The damage is irreversible, but the good news is that it is preventable. That’s why health professionals, companies like 3M, and organizations like the National Institute on Deafness and Other Communication Disorders (NIDCD) are promoting education efforts aimed at families, particularly those with tweens. The thinking is that tweens are at an age when they’re making more decisions for themselves, and they’re also establishing their own health habits. If kids and their parents understand the potential hazards, it’s more likely that they will take actions to protect their hearing as the kids grow into adults.
Laurie Wells, 3M’s senior acoustics regulatory affairs specialist, says noise exposure for tweens today is much different than what their parents experienced as youth. Kids can listen to music through earbuds at all hours of the day, and they are exposed to a wide array of loud sounds from the time they are babies.
Recognizing the source of a sound and determining whether it’s hazardous is the first step of protection, Wells says.
“If I go to a public event where there’s amplified speech, or to a movie, often times I’ll see kids covering their ears, and sometimes I’ll see parents uncovering their child’s ears and saying, ‘No, get used to it,’ or ‘It’s OK.’ I think we have a natural defense to protect ourselves, and we ought to pay attention to it,” she says.
It isn’t always easy to tell if a sound is too loud, because it’s not just the level of sound that’s important; the duration is also a factor that contributes to damage. If your tween complains of ringing in the ears, or a fuzzy feeling in the ears after listening to a sound, those are signs of a temporary change in hearing.
“We might think—well, that’s not very loud, but if you do that ‘not very loud’ thing for a very long time, day to day, eventually it can erode the structure of the inner ear,” Wells says. “Conversely, it might be a very loud sound for a very short time, and it can also do damage.”
Once a sound is recognized as potentially hazardous, people have options for managing it; they can walk away from it, they can turn it down, or they can use a form of hearing protection, from the cheap but effective disposable foam earplugs to more complicated communications headsets.
Wells says it’s important for adults to model safe behavior, while also providing kids with the knowledge they need to become responsible sound consumers.

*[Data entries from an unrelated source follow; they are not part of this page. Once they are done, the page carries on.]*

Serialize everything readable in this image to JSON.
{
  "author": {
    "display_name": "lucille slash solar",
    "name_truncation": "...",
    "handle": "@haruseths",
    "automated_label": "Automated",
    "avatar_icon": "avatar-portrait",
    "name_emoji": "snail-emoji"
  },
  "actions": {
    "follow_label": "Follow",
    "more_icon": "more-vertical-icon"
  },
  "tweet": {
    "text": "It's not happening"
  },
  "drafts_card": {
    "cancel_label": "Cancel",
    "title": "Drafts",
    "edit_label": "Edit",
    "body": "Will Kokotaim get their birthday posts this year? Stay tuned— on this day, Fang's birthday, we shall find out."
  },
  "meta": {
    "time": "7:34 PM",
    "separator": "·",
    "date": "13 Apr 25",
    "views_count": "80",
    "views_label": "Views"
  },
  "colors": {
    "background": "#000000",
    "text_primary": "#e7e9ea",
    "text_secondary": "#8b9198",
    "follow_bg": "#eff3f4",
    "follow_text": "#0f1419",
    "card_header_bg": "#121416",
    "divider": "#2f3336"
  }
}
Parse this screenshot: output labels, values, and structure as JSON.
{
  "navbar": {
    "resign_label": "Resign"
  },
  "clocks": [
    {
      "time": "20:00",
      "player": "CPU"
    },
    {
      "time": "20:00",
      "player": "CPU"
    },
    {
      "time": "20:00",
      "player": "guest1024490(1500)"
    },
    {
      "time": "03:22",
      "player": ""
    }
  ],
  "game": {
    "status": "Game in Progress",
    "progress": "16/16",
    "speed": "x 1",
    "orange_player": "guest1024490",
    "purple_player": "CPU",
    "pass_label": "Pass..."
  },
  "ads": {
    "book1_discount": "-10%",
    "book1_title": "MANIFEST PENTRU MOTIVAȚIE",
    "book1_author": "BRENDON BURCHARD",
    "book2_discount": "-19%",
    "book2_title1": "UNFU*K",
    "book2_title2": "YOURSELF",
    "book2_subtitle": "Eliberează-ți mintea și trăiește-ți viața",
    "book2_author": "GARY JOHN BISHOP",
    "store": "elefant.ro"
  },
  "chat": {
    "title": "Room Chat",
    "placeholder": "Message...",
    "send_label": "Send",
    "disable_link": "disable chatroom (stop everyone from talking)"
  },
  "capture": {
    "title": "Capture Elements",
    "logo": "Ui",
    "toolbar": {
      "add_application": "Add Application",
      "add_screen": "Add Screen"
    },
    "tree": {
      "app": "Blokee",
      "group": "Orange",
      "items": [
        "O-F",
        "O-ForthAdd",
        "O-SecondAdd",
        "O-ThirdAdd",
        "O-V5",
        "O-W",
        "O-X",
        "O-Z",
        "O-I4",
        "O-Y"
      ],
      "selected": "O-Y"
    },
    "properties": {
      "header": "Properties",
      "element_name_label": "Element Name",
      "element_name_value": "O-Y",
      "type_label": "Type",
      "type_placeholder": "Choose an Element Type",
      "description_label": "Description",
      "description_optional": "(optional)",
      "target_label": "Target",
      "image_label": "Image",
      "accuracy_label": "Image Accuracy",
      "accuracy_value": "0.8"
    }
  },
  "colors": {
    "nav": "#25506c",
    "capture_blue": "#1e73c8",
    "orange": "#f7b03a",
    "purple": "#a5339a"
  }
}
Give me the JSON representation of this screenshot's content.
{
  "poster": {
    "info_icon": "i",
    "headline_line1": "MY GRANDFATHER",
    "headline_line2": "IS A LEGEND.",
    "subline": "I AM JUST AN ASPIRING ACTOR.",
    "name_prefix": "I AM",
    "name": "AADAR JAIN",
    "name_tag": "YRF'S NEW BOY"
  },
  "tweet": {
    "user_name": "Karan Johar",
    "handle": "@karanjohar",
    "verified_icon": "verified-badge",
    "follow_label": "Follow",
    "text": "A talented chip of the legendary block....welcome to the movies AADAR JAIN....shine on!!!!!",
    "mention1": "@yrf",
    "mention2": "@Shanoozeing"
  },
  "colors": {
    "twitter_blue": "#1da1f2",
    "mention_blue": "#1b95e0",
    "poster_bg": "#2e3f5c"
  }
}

“You don’t have to stop doing what you want to do—you can do it, but be aware of how you’re doing it so that you’re not putting yourself at risk,” she says.
Joy Riggs is a mother of three teenagers. She lives in Northfield. Send comments or questions to [email protected].